• **What this task involves**
This task calls for copying each line below that contains "path".

Task input below:

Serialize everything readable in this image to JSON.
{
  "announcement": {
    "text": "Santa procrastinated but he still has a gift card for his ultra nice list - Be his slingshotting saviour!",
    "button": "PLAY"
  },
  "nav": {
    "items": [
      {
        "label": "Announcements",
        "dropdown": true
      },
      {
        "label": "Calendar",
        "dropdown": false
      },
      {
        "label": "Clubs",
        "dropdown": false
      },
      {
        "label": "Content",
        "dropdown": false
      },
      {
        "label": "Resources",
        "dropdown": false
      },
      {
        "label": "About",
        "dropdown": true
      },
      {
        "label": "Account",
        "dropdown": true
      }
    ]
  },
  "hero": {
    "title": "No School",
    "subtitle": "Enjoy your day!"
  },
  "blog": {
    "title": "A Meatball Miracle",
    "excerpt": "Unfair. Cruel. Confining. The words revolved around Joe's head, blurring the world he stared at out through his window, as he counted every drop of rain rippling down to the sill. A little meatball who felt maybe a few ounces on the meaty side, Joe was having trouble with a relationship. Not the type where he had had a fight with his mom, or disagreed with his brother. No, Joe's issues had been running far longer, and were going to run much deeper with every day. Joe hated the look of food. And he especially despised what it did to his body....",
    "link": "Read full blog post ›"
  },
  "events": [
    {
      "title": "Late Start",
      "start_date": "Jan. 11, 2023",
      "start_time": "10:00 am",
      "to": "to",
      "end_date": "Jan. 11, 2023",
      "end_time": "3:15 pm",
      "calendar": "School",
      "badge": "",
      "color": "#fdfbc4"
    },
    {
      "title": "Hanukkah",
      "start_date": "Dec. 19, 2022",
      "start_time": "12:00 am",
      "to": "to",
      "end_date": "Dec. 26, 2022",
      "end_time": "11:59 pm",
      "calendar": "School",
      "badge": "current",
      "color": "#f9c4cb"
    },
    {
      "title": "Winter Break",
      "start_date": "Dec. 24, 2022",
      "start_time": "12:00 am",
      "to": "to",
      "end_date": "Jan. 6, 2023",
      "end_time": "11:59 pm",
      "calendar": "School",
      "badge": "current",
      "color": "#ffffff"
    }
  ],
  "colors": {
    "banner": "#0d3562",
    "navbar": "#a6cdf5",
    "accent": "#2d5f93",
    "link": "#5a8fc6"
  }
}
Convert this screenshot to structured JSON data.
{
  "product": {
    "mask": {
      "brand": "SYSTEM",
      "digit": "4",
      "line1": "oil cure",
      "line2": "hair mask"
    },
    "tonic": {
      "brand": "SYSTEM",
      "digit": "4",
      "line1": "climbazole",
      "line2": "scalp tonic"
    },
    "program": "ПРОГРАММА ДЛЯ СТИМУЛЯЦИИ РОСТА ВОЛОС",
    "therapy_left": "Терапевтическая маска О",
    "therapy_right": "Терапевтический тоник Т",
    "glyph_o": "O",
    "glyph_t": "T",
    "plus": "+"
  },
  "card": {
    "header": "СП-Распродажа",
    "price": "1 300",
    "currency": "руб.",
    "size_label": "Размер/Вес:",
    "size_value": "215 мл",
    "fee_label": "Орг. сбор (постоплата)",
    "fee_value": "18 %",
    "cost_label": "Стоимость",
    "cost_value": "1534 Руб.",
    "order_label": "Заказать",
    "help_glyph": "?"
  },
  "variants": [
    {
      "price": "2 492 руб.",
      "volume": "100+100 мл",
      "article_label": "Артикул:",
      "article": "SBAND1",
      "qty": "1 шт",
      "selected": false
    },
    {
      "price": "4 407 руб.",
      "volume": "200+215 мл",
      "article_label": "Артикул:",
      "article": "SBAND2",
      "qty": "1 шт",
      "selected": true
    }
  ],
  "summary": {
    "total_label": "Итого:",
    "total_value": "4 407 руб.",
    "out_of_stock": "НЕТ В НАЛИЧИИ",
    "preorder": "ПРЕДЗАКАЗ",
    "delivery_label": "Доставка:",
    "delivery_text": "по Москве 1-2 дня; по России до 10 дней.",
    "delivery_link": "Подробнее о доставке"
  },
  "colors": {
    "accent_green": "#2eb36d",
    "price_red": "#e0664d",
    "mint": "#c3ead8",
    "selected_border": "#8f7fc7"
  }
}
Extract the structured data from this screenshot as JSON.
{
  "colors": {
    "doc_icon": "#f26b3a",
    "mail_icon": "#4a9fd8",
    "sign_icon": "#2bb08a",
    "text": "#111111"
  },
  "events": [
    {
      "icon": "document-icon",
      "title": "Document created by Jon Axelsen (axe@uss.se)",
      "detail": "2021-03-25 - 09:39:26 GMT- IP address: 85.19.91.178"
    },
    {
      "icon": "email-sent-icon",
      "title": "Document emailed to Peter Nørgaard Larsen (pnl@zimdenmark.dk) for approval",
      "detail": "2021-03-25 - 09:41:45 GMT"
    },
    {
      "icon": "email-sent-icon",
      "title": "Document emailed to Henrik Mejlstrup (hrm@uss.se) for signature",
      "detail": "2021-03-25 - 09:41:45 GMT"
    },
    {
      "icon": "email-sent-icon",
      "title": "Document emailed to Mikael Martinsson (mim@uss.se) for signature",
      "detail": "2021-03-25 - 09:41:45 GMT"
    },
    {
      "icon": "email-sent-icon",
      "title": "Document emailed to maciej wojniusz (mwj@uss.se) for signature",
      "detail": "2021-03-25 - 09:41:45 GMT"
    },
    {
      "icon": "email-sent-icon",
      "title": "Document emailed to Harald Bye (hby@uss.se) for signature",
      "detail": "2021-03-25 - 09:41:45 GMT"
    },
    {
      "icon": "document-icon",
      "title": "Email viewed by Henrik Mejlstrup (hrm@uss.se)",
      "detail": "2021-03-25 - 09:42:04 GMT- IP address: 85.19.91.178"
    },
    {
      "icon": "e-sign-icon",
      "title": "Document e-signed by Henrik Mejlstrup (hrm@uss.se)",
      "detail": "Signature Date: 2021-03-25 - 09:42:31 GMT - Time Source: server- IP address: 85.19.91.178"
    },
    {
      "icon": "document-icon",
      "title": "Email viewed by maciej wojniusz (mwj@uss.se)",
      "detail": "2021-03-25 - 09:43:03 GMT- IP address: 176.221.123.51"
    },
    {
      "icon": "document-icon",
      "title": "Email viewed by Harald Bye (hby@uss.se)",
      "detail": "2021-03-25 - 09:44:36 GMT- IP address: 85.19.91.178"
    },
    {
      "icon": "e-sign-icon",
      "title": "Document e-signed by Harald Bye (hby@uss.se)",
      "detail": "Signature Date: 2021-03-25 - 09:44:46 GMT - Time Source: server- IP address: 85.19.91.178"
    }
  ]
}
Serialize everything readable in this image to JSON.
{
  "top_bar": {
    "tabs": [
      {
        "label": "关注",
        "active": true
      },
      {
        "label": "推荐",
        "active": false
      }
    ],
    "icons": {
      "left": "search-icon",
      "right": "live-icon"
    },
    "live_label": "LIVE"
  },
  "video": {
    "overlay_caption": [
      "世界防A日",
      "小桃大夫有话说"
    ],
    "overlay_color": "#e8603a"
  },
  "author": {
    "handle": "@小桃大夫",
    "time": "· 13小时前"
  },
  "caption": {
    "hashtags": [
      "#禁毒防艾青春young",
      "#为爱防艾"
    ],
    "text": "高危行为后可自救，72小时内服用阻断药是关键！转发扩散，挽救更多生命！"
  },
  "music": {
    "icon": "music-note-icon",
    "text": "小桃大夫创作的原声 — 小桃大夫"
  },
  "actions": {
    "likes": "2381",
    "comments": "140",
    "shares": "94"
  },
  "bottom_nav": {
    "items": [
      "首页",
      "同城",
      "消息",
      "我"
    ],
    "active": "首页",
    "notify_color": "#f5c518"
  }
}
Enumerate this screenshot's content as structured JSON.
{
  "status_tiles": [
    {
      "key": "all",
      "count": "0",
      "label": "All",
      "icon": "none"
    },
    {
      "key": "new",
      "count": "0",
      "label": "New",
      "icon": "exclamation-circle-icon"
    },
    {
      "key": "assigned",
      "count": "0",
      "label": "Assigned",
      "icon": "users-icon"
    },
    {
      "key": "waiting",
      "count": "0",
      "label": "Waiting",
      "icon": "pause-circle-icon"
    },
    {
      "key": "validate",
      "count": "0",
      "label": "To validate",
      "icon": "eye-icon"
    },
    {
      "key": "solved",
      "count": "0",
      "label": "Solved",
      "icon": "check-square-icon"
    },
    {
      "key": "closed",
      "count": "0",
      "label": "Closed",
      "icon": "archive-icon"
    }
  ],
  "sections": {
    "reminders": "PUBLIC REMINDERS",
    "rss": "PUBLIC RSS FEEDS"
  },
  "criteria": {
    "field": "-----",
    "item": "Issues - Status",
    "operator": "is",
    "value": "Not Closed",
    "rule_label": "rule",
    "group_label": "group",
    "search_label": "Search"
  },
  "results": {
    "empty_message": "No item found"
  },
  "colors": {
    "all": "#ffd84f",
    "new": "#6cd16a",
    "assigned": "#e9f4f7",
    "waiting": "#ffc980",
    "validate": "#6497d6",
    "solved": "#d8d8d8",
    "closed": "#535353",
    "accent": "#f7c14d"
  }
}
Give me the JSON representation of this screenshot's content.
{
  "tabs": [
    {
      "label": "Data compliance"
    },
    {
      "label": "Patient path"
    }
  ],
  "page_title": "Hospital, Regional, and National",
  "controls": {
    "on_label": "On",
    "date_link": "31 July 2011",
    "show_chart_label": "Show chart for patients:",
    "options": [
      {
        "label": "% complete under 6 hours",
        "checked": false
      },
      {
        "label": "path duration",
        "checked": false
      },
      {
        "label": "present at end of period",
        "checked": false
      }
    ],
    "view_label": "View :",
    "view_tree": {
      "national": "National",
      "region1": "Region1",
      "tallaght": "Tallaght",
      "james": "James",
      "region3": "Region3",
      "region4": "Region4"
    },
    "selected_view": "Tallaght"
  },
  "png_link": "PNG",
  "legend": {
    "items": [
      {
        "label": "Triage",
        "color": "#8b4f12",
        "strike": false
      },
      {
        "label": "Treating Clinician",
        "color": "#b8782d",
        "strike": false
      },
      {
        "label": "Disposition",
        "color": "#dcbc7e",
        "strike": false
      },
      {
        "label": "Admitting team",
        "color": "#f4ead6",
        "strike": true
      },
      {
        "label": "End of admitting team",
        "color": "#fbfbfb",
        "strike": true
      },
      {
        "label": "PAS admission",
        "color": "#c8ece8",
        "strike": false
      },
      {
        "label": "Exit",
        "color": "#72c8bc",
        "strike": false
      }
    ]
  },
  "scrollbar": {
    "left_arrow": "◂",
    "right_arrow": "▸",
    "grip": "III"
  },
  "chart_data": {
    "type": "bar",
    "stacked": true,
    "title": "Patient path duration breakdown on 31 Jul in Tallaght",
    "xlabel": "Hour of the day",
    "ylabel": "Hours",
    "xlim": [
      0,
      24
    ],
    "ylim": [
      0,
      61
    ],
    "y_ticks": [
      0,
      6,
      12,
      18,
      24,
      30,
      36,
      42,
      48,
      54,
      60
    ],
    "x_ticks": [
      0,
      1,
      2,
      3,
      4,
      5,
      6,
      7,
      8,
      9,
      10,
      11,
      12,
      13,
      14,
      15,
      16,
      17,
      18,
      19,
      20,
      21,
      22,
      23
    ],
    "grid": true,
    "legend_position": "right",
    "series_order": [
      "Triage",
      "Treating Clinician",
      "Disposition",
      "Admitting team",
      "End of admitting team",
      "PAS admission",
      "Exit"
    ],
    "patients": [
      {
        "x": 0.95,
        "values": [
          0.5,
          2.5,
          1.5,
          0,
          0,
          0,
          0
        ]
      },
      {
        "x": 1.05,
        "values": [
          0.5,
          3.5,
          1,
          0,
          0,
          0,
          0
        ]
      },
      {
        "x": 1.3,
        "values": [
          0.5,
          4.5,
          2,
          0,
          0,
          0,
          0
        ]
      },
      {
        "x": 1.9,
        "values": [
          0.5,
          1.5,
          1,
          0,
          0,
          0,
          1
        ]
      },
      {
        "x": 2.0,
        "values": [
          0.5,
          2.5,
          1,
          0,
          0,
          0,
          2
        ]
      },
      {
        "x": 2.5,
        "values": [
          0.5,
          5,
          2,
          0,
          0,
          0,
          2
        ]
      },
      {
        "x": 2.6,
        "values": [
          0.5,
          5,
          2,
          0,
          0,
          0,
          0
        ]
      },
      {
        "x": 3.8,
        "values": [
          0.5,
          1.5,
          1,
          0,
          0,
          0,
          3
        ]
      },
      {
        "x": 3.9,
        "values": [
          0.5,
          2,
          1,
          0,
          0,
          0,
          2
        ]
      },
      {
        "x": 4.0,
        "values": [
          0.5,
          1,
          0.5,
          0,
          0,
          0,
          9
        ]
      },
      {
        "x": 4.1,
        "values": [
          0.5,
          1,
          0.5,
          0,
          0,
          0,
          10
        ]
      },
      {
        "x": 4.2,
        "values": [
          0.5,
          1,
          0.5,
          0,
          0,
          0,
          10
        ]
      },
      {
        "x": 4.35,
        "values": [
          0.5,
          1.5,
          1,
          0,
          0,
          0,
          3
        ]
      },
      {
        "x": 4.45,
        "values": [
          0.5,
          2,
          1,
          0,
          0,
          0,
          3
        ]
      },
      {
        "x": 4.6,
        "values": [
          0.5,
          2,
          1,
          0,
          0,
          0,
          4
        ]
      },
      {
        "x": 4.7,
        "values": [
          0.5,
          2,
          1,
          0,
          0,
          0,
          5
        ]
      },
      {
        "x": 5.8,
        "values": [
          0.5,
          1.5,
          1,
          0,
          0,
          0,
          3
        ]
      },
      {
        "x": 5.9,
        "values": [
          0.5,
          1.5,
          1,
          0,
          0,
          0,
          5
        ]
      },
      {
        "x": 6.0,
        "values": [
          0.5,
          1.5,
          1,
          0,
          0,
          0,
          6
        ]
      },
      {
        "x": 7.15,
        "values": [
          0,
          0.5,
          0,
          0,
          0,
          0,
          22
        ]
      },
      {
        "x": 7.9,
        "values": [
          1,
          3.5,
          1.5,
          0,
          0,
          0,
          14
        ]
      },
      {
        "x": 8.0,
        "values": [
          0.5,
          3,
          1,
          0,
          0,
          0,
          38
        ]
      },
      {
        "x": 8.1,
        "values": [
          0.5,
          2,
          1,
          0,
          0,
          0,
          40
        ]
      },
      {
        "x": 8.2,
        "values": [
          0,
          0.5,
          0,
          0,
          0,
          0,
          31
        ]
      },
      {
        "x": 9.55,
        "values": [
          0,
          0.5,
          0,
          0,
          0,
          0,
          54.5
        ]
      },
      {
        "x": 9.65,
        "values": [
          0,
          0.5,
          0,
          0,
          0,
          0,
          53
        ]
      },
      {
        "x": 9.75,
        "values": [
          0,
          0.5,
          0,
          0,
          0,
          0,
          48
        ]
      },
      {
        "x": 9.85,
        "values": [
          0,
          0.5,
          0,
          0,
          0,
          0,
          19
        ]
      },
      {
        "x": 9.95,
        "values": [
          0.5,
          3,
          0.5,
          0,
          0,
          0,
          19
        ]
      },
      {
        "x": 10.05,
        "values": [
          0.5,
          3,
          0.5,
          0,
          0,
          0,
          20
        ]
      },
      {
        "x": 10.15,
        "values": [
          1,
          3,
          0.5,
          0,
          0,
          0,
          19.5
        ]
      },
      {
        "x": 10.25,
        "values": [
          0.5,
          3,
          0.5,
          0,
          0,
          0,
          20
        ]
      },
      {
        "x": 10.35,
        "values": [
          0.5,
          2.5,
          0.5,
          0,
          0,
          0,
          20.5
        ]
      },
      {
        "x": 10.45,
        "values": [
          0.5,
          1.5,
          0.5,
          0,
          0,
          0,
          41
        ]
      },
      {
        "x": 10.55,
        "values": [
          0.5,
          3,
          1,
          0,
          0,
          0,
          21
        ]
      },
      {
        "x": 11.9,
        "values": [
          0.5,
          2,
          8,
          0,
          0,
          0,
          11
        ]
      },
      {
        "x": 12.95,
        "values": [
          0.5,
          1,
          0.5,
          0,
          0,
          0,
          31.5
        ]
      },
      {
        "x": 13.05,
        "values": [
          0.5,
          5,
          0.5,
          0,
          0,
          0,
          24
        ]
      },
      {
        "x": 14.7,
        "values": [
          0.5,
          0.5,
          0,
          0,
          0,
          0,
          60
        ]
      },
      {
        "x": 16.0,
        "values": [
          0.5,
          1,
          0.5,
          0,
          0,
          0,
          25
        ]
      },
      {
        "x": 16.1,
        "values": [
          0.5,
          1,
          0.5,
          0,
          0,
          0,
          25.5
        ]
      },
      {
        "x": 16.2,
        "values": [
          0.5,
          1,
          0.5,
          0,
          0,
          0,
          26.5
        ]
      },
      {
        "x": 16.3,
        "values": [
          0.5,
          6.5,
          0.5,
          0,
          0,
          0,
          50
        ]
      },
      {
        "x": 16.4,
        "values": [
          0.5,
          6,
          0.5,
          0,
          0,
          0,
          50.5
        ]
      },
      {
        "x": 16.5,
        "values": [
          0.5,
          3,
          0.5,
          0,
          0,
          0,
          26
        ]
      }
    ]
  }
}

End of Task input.

• **Solved problem**
      "label": "Patient path"
        "label": "path duration",
    "title": "Patient path duration breakdown on 31 Jul in Tallaght",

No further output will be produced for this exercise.